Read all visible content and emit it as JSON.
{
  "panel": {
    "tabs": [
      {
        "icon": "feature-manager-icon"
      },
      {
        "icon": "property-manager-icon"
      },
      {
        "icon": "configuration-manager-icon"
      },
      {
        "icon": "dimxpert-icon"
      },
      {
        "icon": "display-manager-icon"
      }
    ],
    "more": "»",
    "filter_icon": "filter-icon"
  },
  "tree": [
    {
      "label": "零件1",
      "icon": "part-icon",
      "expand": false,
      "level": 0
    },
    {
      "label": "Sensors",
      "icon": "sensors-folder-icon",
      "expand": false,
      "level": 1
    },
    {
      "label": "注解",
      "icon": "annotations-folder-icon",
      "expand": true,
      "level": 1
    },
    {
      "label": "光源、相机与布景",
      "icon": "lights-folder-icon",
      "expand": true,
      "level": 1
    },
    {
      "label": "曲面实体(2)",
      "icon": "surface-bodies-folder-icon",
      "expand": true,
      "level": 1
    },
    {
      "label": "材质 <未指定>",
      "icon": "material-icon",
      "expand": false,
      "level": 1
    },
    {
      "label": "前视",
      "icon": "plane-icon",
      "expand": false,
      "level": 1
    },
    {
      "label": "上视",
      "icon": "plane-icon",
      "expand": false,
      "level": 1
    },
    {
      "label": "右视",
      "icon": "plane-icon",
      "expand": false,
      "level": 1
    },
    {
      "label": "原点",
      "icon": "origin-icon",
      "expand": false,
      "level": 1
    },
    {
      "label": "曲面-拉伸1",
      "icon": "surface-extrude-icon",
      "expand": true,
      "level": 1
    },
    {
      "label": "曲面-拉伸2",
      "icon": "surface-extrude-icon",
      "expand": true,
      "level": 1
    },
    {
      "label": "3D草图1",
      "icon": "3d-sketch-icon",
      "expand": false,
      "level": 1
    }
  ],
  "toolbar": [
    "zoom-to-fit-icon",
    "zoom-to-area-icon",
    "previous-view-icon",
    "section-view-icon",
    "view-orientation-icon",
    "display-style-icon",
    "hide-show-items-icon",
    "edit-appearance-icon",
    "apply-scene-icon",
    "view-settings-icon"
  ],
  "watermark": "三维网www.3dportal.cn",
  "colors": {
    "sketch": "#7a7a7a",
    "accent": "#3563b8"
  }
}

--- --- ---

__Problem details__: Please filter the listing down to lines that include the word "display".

__Task solution__:
        "icon": "display-manager-icon"
    "display-style-icon",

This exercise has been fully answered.